In the end, I refused. It was March. My line, “The process of divorce takes time. There is no hurry. And I’m not going to throw my kid’s lives into this hell before the school year is up. We’ve been living as roommates for a year, we can do it for another two months. We can split sleeping on the couch.”
Somewhere in the back of my mind, in my rapidly crashing heart, I was certain she would see the error of her ways and come back. I knew, however, in my rational mind, that this was not going to happen.
A few sessions before the hammer fell the therapist had asked a pivotal question, “How do you feel about the marriage and this process at this point.”
I went first. “Hopeful.”
Her word, and I knew more than I wanted to admit actually how hopeless I was feeling, was “Cynical.”
I think that was the beginning of my revelation into the darkness that now separated the two of us. It was different for each of us. But the pain, sadness, and anger was just a potent for each of us. I like to think I was on the optimist-side of the whole deal, but I was pretty disheartened.

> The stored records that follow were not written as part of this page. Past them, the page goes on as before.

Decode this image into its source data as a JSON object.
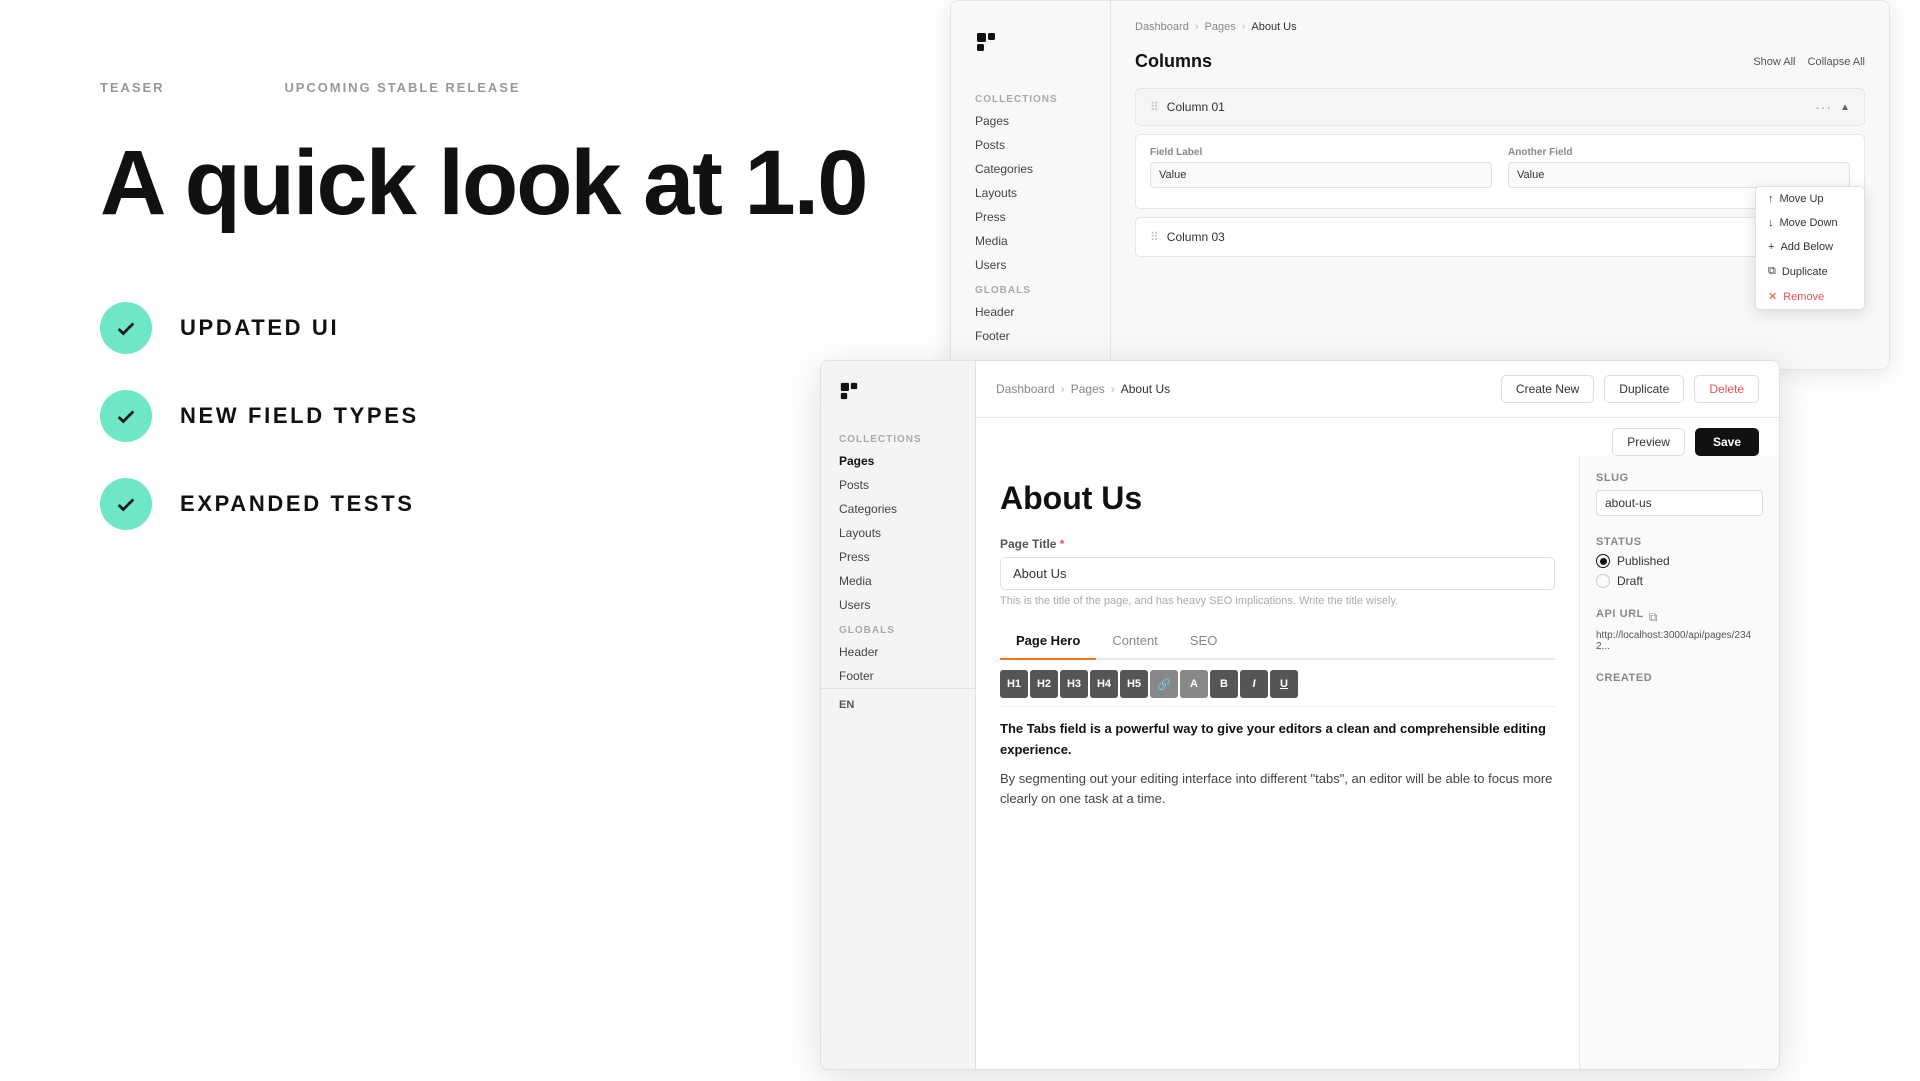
{
  "left": {
    "label_teaser": "TEASER",
    "label_release": "UPCOMING STABLE RELEASE",
    "headline": "A quick look at 1.0",
    "features": [
      {
        "id": "updated-ui",
        "label": "UPDATED UI"
      },
      {
        "id": "new-field-types",
        "label": "NEW FIELD TYPES"
      },
      {
        "id": "expanded-tests",
        "label": "EXPANDED TESTS"
      }
    ]
  },
  "back_panel": {
    "breadcrumb": {
      "dashboard": "Dashboard",
      "pages": "Pages",
      "current": "About Us"
    },
    "columns_title": "Columns",
    "show_all": "Show All",
    "collapse_all": "Collapse All",
    "sidebar": {
      "collections_label": "Collections",
      "items": [
        "Pages",
        "Posts",
        "Categories",
        "Layouts",
        "Press",
        "Media",
        "Users"
      ],
      "globals_label": "Globals",
      "globals_items": [
        "Header",
        "Footer"
      ]
    },
    "column01": {
      "label": "Column 01",
      "fields": [
        {
          "label": "Field Label",
          "value": "Value"
        },
        {
          "label": "Another Field",
          "value": "Value"
        }
      ]
    },
    "column03": {
      "label": "Column 03"
    },
    "context_menu": {
      "items": [
        {
          "id": "move-up",
          "label": "Move Up",
          "danger": false
        },
        {
          "id": "move-down",
          "label": "Move Down",
          "danger": false
        },
        {
          "id": "add-below",
          "label": "Add Below",
          "danger": false
        },
        {
          "id": "duplicate",
          "label": "Duplicate",
          "danger": false
        },
        {
          "id": "remove",
          "label": "Remove",
          "danger": true
        }
      ]
    }
  },
  "front_panel": {
    "breadcrumb": {
      "dashboard": "Dashboard",
      "pages": "Pages",
      "current": "About Us"
    },
    "toolbar": {
      "create_new": "Create New",
      "duplicate": "Duplicate",
      "delete": "Delete",
      "preview": "Preview",
      "save": "Save"
    },
    "page_title": "About Us",
    "field_page_title": {
      "label": "Page Title",
      "required": true,
      "value": "About Us",
      "hint": "This is the title of the page, and has heavy SEO implications. Write the title wisely."
    },
    "tabs": [
      "Page Hero",
      "Content",
      "SEO"
    ],
    "active_tab": "Page Hero",
    "editor": {
      "bold_text": "The Tabs field is a powerful way to give your editors a clean and comprehensible editing experience.",
      "normal_text": "By segmenting out your editing interface into different \"tabs\", an editor will be able to focus more clearly on one task at a time."
    },
    "sidebar": {
      "slug_label": "Slug",
      "slug_value": "about-us",
      "status_label": "Status",
      "status_options": [
        {
          "id": "published",
          "label": "Published",
          "checked": true
        },
        {
          "id": "draft",
          "label": "Draft",
          "checked": false
        }
      ],
      "api_url_label": "API URL",
      "api_url_value": "http://localhost:3000/api/pages/2342...",
      "created_label": "Created"
    },
    "sidebar_nav": {
      "collections_label": "Collections",
      "items": [
        "Pages",
        "Posts",
        "Categories",
        "Layouts",
        "Press",
        "Media",
        "Users"
      ],
      "globals_label": "Globals",
      "globals_items": [
        "Header",
        "Footer"
      ]
    },
    "lang": "EN"
  },
  "colors": {
    "accent_green": "#6ee7c7",
    "accent_orange": "#f97316",
    "primary_dark": "#111111"
  }
}
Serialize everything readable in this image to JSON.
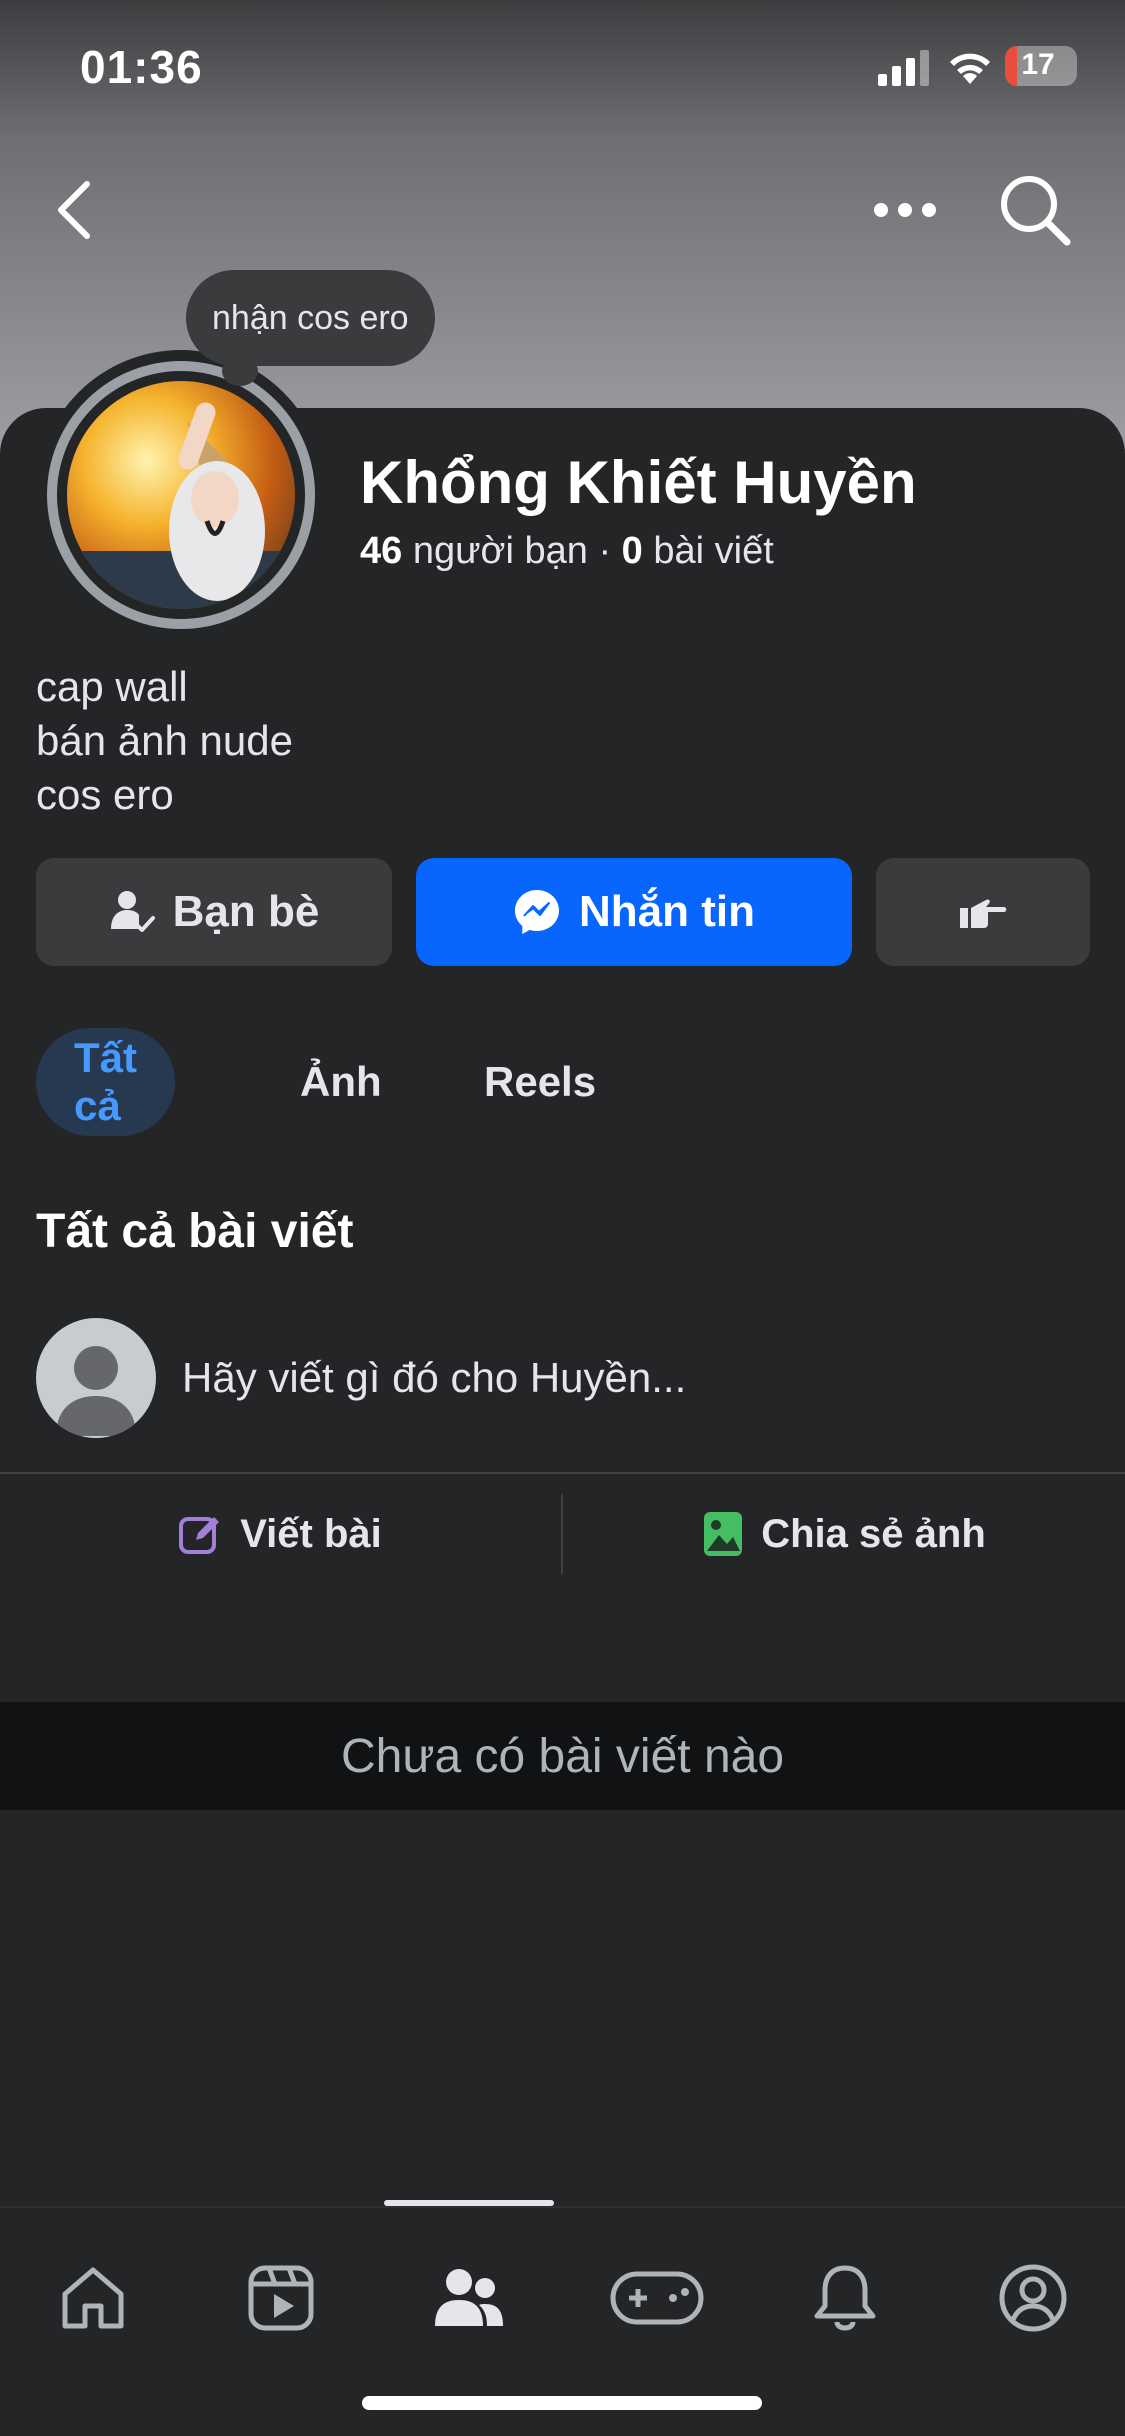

All that said… as water under the bridge…
Today, three years later, I am happy. Alone. But happy. And I won’t pass judgment on her and the boyfriend who has given her strength and steadiness. My daughter likes him. That’s enough for me.
As I cursed, raged, pleaded, and cried at my wife trying to get her to come back to the marriage, I was also certain that I could not do it alone. Two people have to be IN for a marriage to work. So she exited before me. Probably, maybe, that whole year of blinding anger was really her way of trying to help ME exit. But I’m projecting now.
When the agreement was made to divorce I also demanded the right to stay in the house until the kids were out of school. A shitty-hard decision, but I did not want to reenact the gross and bitter divorce struggle of my parents. And it was my argument, even against the therapist, that remaining in the house while the kids finished their 1st and 4th-grade years at elementary school was much better than me leaving the house immediately.
Take heart. It gets better.
And today, I would assure you that my kids are thriving. And while my ex-wife and I don’t communicate much, we have kids who love both of us and are seeing how we can still care about each other while moving in new directions with our lives.
So as I write poems about being “a poet rather than a player” I mean to be happy about it. This journey has taken some amazingly wonderful turns. And the next one is coming right up.
- Your Kids Are Watching How You Cope with Divorce
- Field Notes for My Next Marriage (What To Remember Before Getting Married)
- How a Balanced Divorce Might Have Better Served My Children
- Sex Without Desire Is More Like Porn Than Lovemaking
- Parenting Lesson: Always Consider Lightening Your Kid’s Load
image: broken dreams, brandon satterwhite, creative commons usage